Okay, so where were we? Oh yeah.
So by this point it’s coming up to the end of November, and my hair is still falling out and growing back thick and fast. Some of my head is bald, some of it is all tufty and the rest is still long and red.
So I go and see my amazing hair dresser Ria to see if she can do anything to hide my patches a bit better. She cuts the length off from past my shoulder to a chin-skimming bob and then shaves off one side so I look a bit like Skrillex. Although that does a pretty great job at hiding my patches, when I looked in the mirror and I just didn’t see me. I’d lost so much hair that it was all so thin and limp. But Ria assured me that if it got much worse I could come back and she would shave it all off.
Meanwhile, my wonderful Doctor, Doctor John has referred me to the dermatologist to see if they can help with the hair loss.
So the Skrillex hair cut lasts for little under a week before I lose a massive clump of hair right in the middle of my parting, I go back to Ria and she shaves it all off, the best thing about having my hair shaved right down to a number 1 is it got rid of all of my half growing back patches and made it look way less patchy, and I could almost imagine that my hair was like that because I chose it to be, not because this stupid disease was ruining my hair, my happiness and my self esteem.
Around the beginning of December some of my friends and I got tickets to see Snoop Dogg (or rather, DJ Snoopadelic) at this club in town called Shoosh. Not actually being 18 at the time, I borrowed my friend Emmy’s ID. The thing was, I couldn’t really wear a big itchy, hot wig in the club, it was going to be rammed. So, I went bald. This was one of the only times I had been out in public without anything covering my head. This was partly because my head got so cold, and partly because I was insecure. I almost always covered my head with a beanie, wig or headscarf.

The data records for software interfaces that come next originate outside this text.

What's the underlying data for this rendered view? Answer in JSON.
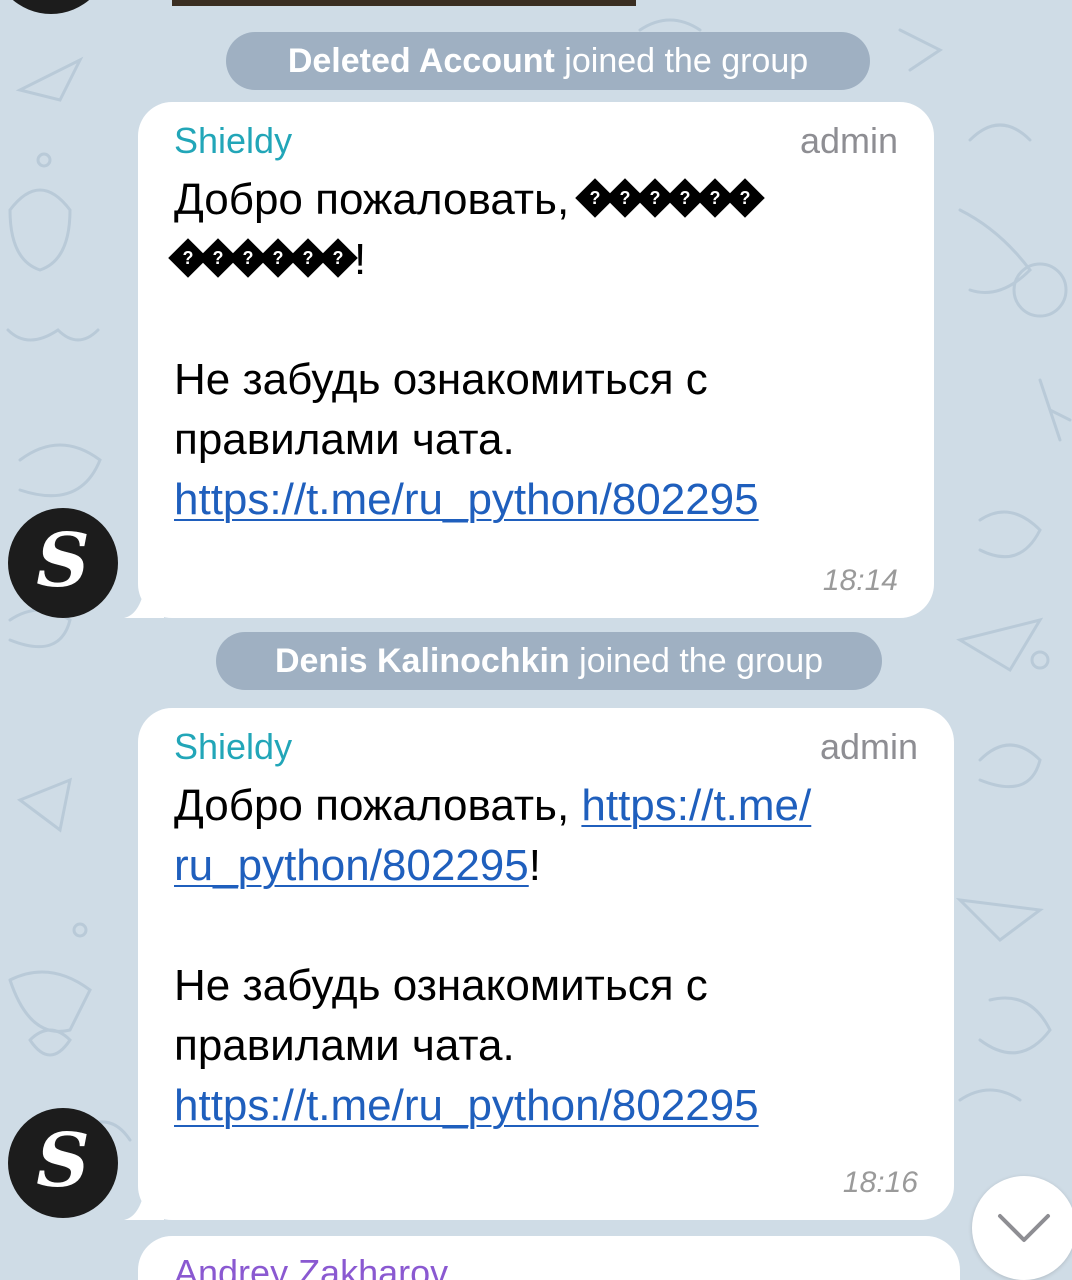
{
  "service_messages": [
    {
      "name": "Deleted Account",
      "action": "joined the group"
    },
    {
      "name": "Denis Kalinochkin",
      "action": "joined the group"
    }
  ],
  "messages": [
    {
      "sender": "Shieldy",
      "role": "admin",
      "greeting": "Добро пожаловать, ",
      "garbled_group1": "������",
      "garbled_group2": "������",
      "exclaim": "!",
      "reminder_line1": "Не забудь ознакомиться с",
      "reminder_line2": "правилами чата.",
      "link": "https://t.me/ru_python/802295",
      "time": "18:14",
      "avatar_letter": "S"
    },
    {
      "sender": "Shieldy",
      "role": "admin",
      "greeting": "Добро пожаловать, ",
      "greeting_link_part1": "https://t.me/",
      "greeting_link_part2": "ru_python/802295",
      "exclaim": "!",
      "reminder_line1": "Не забудь ознакомиться с",
      "reminder_line2": "правилами чата.",
      "link": "https://t.me/ru_python/802295",
      "time": "18:16",
      "avatar_letter": "S"
    }
  ],
  "next_message": {
    "sender": "Andrey Zakharov"
  },
  "colors": {
    "background": "#cfdce6",
    "sender": "#22a6b8",
    "link": "#1f5fbd",
    "next_sender": "#8a59d1"
  },
  "icons": {
    "scroll_down": "chevron-down-icon"
  }
}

Exposing my head in a public place was a big step for me, and although all my friends, family and Dylan were incredibly supportive, I cannot say the same for the British public.
For one thing, that night at Snoop Dogg, I went to the loo and came out to wash my hands (avoiding my appearance, for obvious reasons) when girls behind me who were re-doing hair and touching up their make up decided to openly bitch about me. There was barely a meter between us. What shocked me most was not the horrible things they said (saying I looked too masculine to be in the female toilets, that I looked like a bouncer etc etc) but that there was quite clearly something wrong with me but decided to make me feel even lower than I already felt.

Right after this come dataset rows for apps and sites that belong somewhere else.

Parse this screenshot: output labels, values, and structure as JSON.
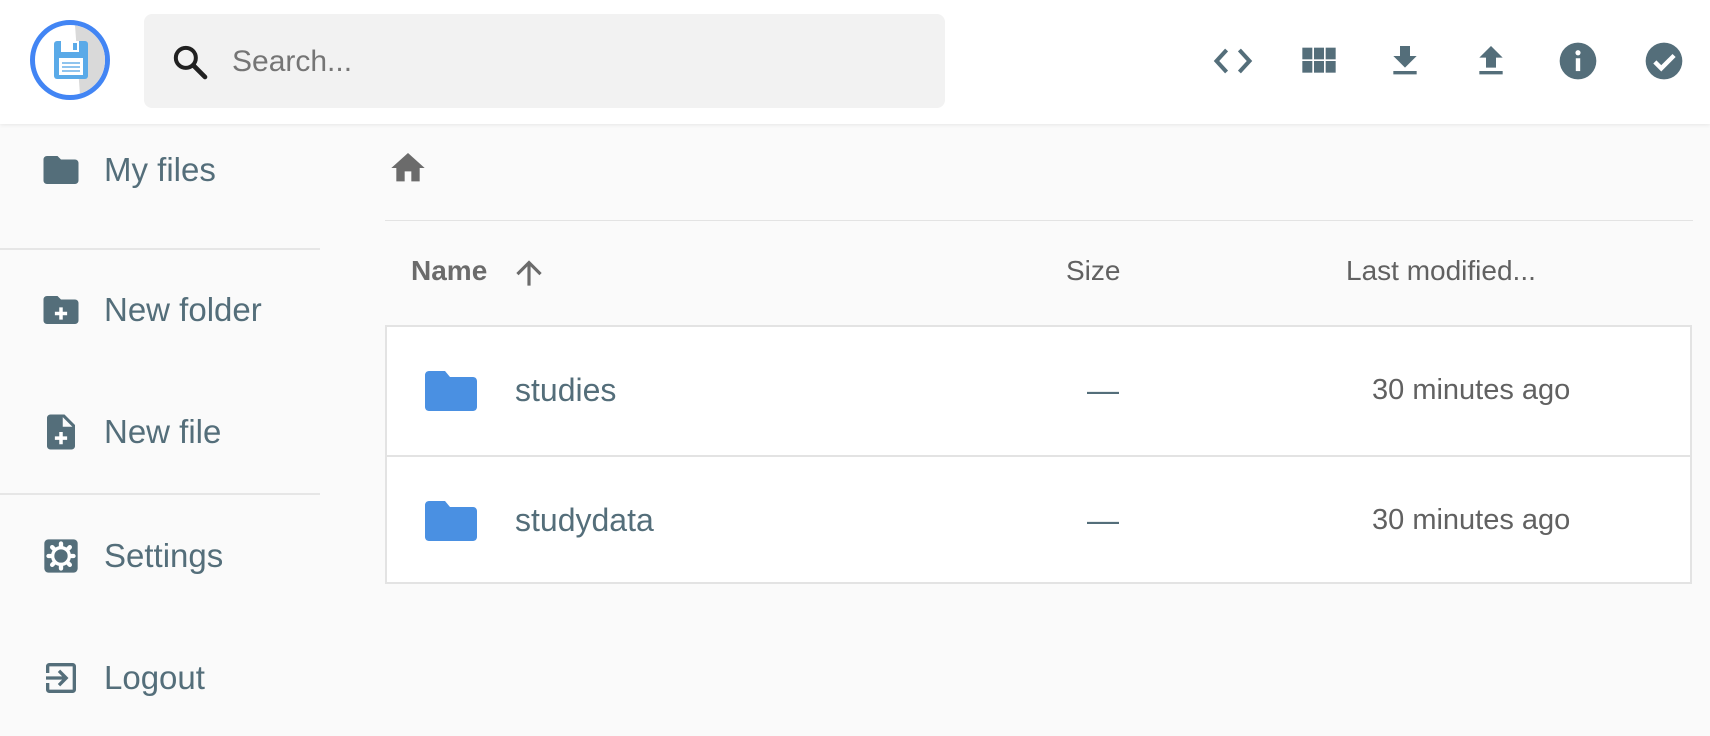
{
  "header": {
    "search_placeholder": "Search...",
    "actions": [
      {
        "icon": "code-icon"
      },
      {
        "icon": "grid-view-icon"
      },
      {
        "icon": "download-icon"
      },
      {
        "icon": "upload-icon"
      },
      {
        "icon": "info-icon"
      },
      {
        "icon": "check-circle-icon"
      }
    ]
  },
  "sidebar": {
    "items": [
      {
        "label": "My files",
        "icon": "folder-icon"
      },
      {
        "label": "New folder",
        "icon": "folder-add-icon"
      },
      {
        "label": "New file",
        "icon": "file-add-icon"
      },
      {
        "label": "Settings",
        "icon": "settings-icon"
      },
      {
        "label": "Logout",
        "icon": "logout-icon"
      }
    ]
  },
  "listing": {
    "columns": {
      "name": "Name",
      "size": "Size",
      "modified": "Last modified..."
    },
    "rows": [
      {
        "name": "studies",
        "size": "—",
        "modified": "30 minutes ago",
        "icon": "folder-icon"
      },
      {
        "name": "studydata",
        "size": "—",
        "modified": "30 minutes ago",
        "icon": "folder-icon"
      }
    ]
  },
  "colors": {
    "accent": "#4285f4",
    "icon": "#546e7a",
    "folder": "#4a90e2"
  }
}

On another occasion when I had taken of my beanie for a quick scratch, a man walking past me stopped, physically recoiled before proclaiming “eugh, I thought you were some faggot transvestite’.
Incidents like these, accompanied by odd looks in the streets and whispers as I passed in college and in the street made me feel totally isolated and alone. It was coming up to Christmas by this point, but my Christmas cheer was evaporating. I had begun to research alopecia online and although I had found forums etc, I didn’t feel connected to these people…so I turned to YouTube, and to this day I consider that one of the best decisions I have ever made. It was because in doing so I found Charlotte’s YouTube channel.
Charlotte was, and still is, my best friend. She had developed brain cancer when we were sixteen, and had decided to do something about it, so dedicated a YouTube channel to her cancer experience. Charlotte and I had gone to the same secondary school but never crossed paths, but when I watched her Youtube video on ways to deal with hair loss I felt more connected to her than most people I knew. Despite having never talked to her before I messaged her and we immediately clicked, which subdued my total isolation.
A slightly less cheery element to christmas, was losing my eyebrows on Christmas Eve. This happened when I was wrapping presents for my family and raised my hand to rub my face, and when I did I felt a weird furry sensation, that was half of my eyebrow coming off. The other half followed on Christmas Morning and it wasn’t long after boxing day that the right eyebrow followed suite.
The thing is, you forget that eyelashes and eyebrows serve a function. When I proceeded to lose my eyelashes in February 2015, I could not believe how much of a difference it made. My eyes were constantly swollen and streaming, and dust, incense, moisturiser and everything else permanently irritated and aggravated my eyeballs. I had taken to drawing on my eyebrows with a pencil (luckily I’ve always had very thin eyebrows so it wasn’t too obvious) and wearing fake eyelashes on my top lid and drawing on lashes on my bottom. My amazing friend Meg bought me a whole selection of good quality, natural looking eyelashes and a brow stencil which saved my life. But unfortunately my false lashes, brows and penciled eyelashes had an awful habit of sliding down my face.
So there I was, no hair, no eyebrows, no eyelashes… no self esteem. Realising that sooner or later I would have to come to terms with the fact that this might be my life from here on in; having my hair shaved down every week to feel better about my condition, being stared at my strangers in the street/ school corridors/ work because of my bare face, beanie or wigs, and spending almost two hours on my make up everyday so I would resemble something close to normal. I was beginning to think there was no solution, but eventually there was. But I’ll get onto that next time.